In other research, models have been developed to measure wellness effects, such as one approach based on psycho-physiological measurements of test subjects to determine their reactions to various textile samples.

Nutricosmetics. Nutraceuticals have found their way to personal care consumers with the much-touted “beauty from within” concept. This has definitely stepped beyond the bounds of traditional makeup, coining the term “nutricosmetic.” Major cosmetic manufacturers have already begun to add nutritional supplements to daily skin care regimens.

Research has been conducted to determine the effects of materials, such as evening primrose oil and macroalgal fucoidan extracts as supplemental beauty care. The challenge of testing the effects of nutritional supplements on outward appearance is that the materials travel through an entire biological system, making claims substantiation next to impossible.

Actives. When Albert Kligman, MD, PhD, used the term “cosmeceutical” in the early 1980s, he not only modernized the language of cosmetics, but also he made an interesting declaration—makeup had evolved beyond just adding moisture or pigment to the skin. Reminded by the FDA that claims on a label determine whether a product is a cosmetic or drug, the industry forged ahead with ingredients designed to activate mechanisms in the skin. Actives emerged and continue to find new applications in personal care.
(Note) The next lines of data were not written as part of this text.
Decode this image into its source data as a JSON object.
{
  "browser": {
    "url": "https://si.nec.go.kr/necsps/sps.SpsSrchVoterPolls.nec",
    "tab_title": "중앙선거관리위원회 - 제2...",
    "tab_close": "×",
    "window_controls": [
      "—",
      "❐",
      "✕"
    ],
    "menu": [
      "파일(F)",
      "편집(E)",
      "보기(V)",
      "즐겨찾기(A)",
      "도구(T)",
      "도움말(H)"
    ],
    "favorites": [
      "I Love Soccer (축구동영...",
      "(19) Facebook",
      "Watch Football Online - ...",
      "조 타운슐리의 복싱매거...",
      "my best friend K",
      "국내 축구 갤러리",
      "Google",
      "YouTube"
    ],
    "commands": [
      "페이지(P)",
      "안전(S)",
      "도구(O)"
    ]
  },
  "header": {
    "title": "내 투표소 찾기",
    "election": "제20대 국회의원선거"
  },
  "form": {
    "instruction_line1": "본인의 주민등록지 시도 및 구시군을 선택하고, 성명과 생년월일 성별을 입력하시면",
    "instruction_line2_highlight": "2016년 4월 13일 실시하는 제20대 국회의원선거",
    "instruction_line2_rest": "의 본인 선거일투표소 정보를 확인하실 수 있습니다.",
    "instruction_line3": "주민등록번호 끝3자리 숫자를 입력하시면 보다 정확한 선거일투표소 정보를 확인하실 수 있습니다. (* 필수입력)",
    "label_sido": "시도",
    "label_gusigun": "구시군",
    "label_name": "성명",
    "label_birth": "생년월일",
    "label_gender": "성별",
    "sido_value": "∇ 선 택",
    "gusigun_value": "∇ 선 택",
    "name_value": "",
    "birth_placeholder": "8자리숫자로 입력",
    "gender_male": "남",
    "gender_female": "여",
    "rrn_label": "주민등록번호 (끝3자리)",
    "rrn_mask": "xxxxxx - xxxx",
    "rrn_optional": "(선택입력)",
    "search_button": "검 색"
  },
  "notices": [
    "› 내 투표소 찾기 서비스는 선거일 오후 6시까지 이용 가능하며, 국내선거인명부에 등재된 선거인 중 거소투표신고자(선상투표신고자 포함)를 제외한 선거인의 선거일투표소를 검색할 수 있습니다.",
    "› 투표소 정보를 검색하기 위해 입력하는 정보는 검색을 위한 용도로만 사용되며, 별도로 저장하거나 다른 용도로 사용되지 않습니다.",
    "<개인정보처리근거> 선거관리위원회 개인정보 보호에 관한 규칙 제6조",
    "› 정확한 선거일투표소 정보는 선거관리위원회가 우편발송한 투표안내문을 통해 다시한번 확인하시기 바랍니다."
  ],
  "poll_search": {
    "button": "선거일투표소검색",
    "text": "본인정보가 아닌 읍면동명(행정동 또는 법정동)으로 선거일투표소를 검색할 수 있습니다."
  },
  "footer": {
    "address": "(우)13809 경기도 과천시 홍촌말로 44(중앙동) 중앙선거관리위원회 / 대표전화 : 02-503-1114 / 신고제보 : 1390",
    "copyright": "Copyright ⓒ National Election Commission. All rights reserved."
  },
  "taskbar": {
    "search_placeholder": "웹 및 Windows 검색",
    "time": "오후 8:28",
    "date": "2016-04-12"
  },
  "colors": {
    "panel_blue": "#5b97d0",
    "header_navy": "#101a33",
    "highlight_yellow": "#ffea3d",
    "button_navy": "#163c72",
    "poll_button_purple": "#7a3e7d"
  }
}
Ingredient applications range from cellulite treatments to anti-aging serums, lip-plumping products, self-tanners, microcirculation stimulators and wellness-promoting products.